[Data extracted from a collection]
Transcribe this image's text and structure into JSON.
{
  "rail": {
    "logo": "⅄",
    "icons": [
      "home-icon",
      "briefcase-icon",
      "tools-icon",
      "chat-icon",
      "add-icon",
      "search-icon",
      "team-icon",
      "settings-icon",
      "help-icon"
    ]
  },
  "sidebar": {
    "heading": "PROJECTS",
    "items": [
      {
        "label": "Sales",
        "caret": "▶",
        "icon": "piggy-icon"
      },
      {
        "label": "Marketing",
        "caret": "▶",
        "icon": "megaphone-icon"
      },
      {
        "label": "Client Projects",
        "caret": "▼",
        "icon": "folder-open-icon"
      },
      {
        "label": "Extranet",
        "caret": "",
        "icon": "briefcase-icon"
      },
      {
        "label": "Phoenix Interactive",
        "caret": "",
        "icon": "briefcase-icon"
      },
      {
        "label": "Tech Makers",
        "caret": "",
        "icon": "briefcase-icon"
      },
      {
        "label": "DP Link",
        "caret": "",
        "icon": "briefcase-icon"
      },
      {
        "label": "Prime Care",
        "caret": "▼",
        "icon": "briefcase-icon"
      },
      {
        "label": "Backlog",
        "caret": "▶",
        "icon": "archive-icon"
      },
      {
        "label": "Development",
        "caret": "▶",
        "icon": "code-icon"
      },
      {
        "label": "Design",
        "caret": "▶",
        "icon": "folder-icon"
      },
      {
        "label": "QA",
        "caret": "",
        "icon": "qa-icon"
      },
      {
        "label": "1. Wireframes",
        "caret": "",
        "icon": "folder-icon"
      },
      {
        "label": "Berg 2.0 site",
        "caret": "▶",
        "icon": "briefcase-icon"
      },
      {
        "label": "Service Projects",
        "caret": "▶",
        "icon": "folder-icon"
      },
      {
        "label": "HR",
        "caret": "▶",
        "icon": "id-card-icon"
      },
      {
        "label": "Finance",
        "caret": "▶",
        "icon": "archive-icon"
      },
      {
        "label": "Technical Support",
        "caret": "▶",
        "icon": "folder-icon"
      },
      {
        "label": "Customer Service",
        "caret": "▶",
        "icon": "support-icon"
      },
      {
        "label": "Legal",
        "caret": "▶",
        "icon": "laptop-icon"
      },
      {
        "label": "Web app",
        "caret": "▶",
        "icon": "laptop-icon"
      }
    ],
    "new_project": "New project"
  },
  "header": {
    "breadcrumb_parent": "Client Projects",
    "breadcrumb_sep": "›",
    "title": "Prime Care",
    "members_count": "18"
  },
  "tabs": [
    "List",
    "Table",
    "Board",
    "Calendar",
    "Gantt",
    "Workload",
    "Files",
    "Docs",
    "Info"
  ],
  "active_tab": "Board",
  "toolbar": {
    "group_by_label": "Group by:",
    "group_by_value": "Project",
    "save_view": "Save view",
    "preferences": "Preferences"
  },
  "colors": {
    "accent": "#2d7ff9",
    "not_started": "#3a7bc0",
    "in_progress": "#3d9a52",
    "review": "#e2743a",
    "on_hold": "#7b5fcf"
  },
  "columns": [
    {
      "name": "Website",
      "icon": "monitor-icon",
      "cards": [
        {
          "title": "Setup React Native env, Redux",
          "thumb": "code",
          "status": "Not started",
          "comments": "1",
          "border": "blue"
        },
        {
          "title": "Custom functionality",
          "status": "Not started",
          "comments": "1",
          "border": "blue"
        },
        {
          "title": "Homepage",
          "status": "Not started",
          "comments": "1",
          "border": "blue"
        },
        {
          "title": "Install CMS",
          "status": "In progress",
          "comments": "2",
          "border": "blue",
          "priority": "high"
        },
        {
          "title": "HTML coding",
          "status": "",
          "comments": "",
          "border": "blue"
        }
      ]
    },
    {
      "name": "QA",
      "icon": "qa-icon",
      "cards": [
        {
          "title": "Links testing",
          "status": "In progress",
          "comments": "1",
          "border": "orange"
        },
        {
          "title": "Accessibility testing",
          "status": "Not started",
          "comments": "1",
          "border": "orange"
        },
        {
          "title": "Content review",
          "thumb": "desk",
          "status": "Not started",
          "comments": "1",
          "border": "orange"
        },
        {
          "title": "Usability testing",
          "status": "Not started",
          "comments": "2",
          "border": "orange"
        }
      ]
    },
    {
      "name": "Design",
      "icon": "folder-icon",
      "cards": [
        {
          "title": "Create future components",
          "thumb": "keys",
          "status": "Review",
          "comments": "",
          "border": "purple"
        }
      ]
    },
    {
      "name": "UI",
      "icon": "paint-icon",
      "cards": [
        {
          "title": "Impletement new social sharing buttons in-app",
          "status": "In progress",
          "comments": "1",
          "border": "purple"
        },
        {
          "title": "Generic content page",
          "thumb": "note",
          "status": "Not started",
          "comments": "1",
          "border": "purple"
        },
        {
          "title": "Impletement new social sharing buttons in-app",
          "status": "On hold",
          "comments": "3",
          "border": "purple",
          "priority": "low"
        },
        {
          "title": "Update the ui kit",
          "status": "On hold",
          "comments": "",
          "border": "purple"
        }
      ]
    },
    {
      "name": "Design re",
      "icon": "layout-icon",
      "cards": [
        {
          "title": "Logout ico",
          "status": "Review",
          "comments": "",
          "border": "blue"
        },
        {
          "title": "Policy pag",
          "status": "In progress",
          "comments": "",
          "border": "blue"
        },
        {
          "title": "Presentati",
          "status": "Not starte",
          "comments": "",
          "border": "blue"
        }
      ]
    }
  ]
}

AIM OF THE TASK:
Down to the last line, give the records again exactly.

RESULT OF THE TASK:
Transcribe this image's text and structure into JSON.
{
  "rail": {
    "logo": "⅄",
    "icons": [
      "home-icon",
      "briefcase-icon",
      "tools-icon",
      "chat-icon",
      "add-icon",
      "search-icon",
      "team-icon",
      "settings-icon",
      "help-icon"
    ]
  },
  "sidebar": {
    "heading": "PROJECTS",
    "items": [
      {
        "label": "Sales",
        "caret": "▶",
        "icon": "piggy-icon"
      },
      {
        "label": "Marketing",
        "caret": "▶",
        "icon": "megaphone-icon"
      },
      {
        "label": "Client Projects",
        "caret": "▼",
        "icon": "folder-open-icon"
      },
      {
        "label": "Extranet",
        "caret": "",
        "icon": "briefcase-icon"
      },
      {
        "label": "Phoenix Interactive",
        "caret": "",
        "icon": "briefcase-icon"
      },
      {
        "label": "Tech Makers",
        "caret": "",
        "icon": "briefcase-icon"
      },
      {
        "label": "DP Link",
        "caret": "",
        "icon": "briefcase-icon"
      },
      {
        "label": "Prime Care",
        "caret": "▼",
        "icon": "briefcase-icon"
      },
      {
        "label": "Backlog",
        "caret": "▶",
        "icon": "archive-icon"
      },
      {
        "label": "Development",
        "caret": "▶",
        "icon": "code-icon"
      },
      {
        "label": "Design",
        "caret": "▶",
        "icon": "folder-icon"
      },
      {
        "label": "QA",
        "caret": "",
        "icon": "qa-icon"
      },
      {
        "label": "1. Wireframes",
        "caret": "",
        "icon": "folder-icon"
      },
      {
        "label": "Berg 2.0 site",
        "caret": "▶",
        "icon": "briefcase-icon"
      },
      {
        "label": "Service Projects",
        "caret": "▶",
        "icon": "folder-icon"
      },
      {
        "label": "HR",
        "caret": "▶",
        "icon": "id-card-icon"
      },
      {
        "label": "Finance",
        "caret": "▶",
        "icon": "archive-icon"
      },
      {
        "label": "Technical Support",
        "caret": "▶",
        "icon": "folder-icon"
      },
      {
        "label": "Customer Service",
        "caret": "▶",
        "icon": "support-icon"
      },
      {
        "label": "Legal",
        "caret": "▶",
        "icon": "laptop-icon"
      },
      {
        "label": "Web app",
        "caret": "▶",
        "icon": "laptop-icon"
      }
    ],
    "new_project": "New project"
  },
  "header": {
    "breadcrumb_parent": "Client Projects",
    "breadcrumb_sep": "›",
    "title": "Prime Care",
    "members_count": "18"
  },
  "tabs": [
    "List",
    "Table",
    "Board",
    "Calendar",
    "Gantt",
    "Workload",
    "Files",
    "Docs",
    "Info"
  ],
  "active_tab": "Board",
  "toolbar": {
    "group_by_label": "Group by:",
    "group_by_value": "Project",
    "save_view": "Save view",
    "preferences": "Preferences"
  },
  "colors": {
    "accent": "#2d7ff9",
    "not_started": "#3a7bc0",
    "in_progress": "#3d9a52",
    "review": "#e2743a",
    "on_hold": "#7b5fcf"
  },
  "columns": [
    {
      "name": "Website",
      "icon": "monitor-icon",
      "cards": [
        {
          "title": "Setup React Native env, Redux",
          "thumb": "code",
          "status": "Not started",
          "comments": "1",
          "border": "blue"
        },
        {
          "title": "Custom functionality",
          "status": "Not started",
          "comments": "1",
          "border": "blue"
        },
        {
          "title": "Homepage",
          "status": "Not started",
          "comments": "1",
          "border": "blue"
        },
        {
          "title": "Install CMS",
          "status": "In progress",
          "comments": "2",
          "border": "blue",
          "priority": "high"
        },
        {
          "title": "HTML coding",
          "status": "",
          "comments": "",
          "border": "blue"
        }
      ]
    },
    {
      "name": "QA",
      "icon": "qa-icon",
      "cards": [
        {
          "title": "Links testing",
          "status": "In progress",
          "comments": "1",
          "border": "orange"
        },
        {
          "title": "Accessibility testing",
          "status": "Not started",
          "comments": "1",
          "border": "orange"
        },
        {
          "title": "Content review",
          "thumb": "desk",
          "status": "Not started",
          "comments": "1",
          "border": "orange"
        },
        {
          "title": "Usability testing",
          "status": "Not started",
          "comments": "2",
          "border": "orange"
        }
      ]
    },
    {
      "name": "Design",
      "icon": "folder-icon",
      "cards": [
        {
          "title": "Create future components",
          "thumb": "keys",
          "status": "Review",
          "comments": "",
          "border": "purple"
        }
      ]
    },
    {
      "name": "UI",
      "icon": "paint-icon",
      "cards": [
        {
          "title": "Impletement new social sharing buttons in-app",
          "status": "In progress",
          "comments": "1",
          "border": "purple"
        },
        {
          "title": "Generic content page",
          "thumb": "note",
          "status": "Not started",
          "comments": "1",
          "border": "purple"
        },
        {
          "title": "Impletement new social sharing buttons in-app",
          "status": "On hold",
          "comments": "3",
          "border": "purple",
          "priority": "low"
        },
        {
          "title": "Update the ui kit",
          "status": "On hold",
          "comments": "",
          "border": "purple"
        }
      ]
    },
    {
      "name": "Design re",
      "icon": "layout-icon",
      "cards": [
        {
          "title": "Logout ico",
          "status": "Review",
          "comments": "",
          "border": "blue"
        },
        {
          "title": "Policy pag",
          "status": "In progress",
          "comments": "",
          "border": "blue"
        },
        {
          "title": "Presentati",
          "status": "Not starte",
          "comments": "",
          "border": "blue"
        }
      ]
    }
  ]
}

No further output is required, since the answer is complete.